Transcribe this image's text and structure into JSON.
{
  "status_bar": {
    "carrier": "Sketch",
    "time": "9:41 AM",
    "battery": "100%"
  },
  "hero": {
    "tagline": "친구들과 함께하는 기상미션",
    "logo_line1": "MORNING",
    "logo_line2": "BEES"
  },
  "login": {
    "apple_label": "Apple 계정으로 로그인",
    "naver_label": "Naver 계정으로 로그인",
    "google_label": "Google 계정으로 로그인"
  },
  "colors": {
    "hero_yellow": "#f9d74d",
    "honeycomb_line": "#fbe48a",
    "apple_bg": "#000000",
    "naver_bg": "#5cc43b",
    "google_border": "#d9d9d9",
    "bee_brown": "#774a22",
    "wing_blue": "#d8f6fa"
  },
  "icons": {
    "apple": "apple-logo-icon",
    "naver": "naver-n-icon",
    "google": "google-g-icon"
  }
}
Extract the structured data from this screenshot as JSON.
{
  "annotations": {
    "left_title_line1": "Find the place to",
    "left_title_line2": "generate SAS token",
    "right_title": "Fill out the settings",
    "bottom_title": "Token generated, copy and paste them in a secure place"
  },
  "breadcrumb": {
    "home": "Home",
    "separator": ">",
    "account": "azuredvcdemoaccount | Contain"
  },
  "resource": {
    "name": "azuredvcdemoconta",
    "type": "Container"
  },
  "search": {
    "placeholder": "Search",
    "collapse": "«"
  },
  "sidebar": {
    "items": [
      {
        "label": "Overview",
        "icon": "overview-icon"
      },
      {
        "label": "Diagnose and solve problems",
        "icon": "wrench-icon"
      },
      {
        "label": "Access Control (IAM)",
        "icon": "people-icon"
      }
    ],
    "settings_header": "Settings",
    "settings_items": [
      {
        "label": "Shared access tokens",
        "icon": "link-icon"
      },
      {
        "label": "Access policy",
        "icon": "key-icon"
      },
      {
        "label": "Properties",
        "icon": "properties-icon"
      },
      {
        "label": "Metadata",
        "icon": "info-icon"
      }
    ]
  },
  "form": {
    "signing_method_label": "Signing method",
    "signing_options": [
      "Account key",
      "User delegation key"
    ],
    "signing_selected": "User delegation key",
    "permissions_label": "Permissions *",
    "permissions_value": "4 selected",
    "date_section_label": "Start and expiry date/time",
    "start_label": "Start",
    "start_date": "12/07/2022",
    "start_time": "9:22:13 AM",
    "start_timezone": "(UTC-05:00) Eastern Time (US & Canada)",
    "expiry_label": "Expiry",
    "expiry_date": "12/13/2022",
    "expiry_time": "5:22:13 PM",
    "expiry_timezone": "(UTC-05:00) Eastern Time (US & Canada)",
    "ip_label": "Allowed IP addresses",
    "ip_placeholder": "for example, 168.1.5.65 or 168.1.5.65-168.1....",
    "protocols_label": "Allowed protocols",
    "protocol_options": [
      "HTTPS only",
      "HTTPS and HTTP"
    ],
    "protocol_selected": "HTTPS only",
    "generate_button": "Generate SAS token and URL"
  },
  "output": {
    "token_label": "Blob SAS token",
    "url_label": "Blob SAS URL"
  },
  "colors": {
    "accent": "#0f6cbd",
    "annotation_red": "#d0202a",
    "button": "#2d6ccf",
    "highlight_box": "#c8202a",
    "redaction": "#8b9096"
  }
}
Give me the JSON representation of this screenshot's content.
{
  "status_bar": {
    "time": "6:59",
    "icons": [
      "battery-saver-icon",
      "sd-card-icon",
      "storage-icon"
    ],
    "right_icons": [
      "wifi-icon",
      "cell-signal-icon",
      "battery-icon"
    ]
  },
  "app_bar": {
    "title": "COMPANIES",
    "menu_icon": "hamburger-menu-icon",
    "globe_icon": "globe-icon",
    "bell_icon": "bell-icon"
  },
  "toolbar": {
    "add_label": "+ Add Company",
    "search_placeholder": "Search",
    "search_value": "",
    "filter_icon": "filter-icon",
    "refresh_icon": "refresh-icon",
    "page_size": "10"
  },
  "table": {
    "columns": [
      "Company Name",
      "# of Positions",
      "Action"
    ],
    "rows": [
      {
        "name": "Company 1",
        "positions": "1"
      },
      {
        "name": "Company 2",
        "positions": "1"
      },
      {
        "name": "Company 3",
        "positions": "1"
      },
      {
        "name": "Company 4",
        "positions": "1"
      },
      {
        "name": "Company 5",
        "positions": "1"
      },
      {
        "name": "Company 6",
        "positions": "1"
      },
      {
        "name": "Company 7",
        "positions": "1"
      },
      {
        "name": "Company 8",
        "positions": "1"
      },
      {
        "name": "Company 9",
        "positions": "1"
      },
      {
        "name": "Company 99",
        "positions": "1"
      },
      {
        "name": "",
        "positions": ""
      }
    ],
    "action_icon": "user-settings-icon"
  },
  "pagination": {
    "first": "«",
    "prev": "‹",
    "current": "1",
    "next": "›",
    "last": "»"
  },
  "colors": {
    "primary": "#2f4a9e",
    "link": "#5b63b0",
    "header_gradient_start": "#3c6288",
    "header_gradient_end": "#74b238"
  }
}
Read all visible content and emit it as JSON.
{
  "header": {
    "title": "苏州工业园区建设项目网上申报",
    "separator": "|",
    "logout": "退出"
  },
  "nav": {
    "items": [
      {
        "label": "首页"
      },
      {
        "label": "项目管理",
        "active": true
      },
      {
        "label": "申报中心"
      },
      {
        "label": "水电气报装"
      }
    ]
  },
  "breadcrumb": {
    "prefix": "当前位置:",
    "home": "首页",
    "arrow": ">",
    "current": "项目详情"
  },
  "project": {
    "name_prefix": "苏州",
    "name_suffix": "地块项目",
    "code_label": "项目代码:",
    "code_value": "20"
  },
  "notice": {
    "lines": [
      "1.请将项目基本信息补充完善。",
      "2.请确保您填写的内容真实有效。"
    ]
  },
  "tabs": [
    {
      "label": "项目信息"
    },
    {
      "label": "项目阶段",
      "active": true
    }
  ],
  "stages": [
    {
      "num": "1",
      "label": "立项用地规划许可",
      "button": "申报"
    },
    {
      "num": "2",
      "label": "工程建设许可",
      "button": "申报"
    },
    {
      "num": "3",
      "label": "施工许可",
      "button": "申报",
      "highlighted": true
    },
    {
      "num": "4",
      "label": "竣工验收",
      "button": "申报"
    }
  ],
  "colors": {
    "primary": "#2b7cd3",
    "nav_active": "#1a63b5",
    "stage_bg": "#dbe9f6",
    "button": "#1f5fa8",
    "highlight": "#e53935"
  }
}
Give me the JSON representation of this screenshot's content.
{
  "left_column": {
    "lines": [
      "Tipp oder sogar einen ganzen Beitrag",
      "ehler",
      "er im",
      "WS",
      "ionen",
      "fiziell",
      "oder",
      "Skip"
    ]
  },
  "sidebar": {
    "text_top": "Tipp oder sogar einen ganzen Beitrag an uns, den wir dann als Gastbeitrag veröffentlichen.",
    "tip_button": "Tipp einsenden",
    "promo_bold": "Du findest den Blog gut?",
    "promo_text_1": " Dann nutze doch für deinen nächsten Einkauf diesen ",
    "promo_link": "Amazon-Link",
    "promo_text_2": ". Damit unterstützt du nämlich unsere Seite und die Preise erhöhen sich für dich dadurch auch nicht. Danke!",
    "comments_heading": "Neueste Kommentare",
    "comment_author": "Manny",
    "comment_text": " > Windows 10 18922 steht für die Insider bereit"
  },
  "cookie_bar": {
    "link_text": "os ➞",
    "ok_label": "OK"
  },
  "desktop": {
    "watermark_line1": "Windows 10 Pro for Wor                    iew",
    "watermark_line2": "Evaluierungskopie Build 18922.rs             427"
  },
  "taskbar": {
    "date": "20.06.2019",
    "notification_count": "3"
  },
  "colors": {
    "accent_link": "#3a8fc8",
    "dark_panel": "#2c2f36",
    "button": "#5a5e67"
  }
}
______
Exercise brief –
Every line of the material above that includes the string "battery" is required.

The answer –
    "battery": "100%"
      "battery-saver-icon",
      "battery-icon"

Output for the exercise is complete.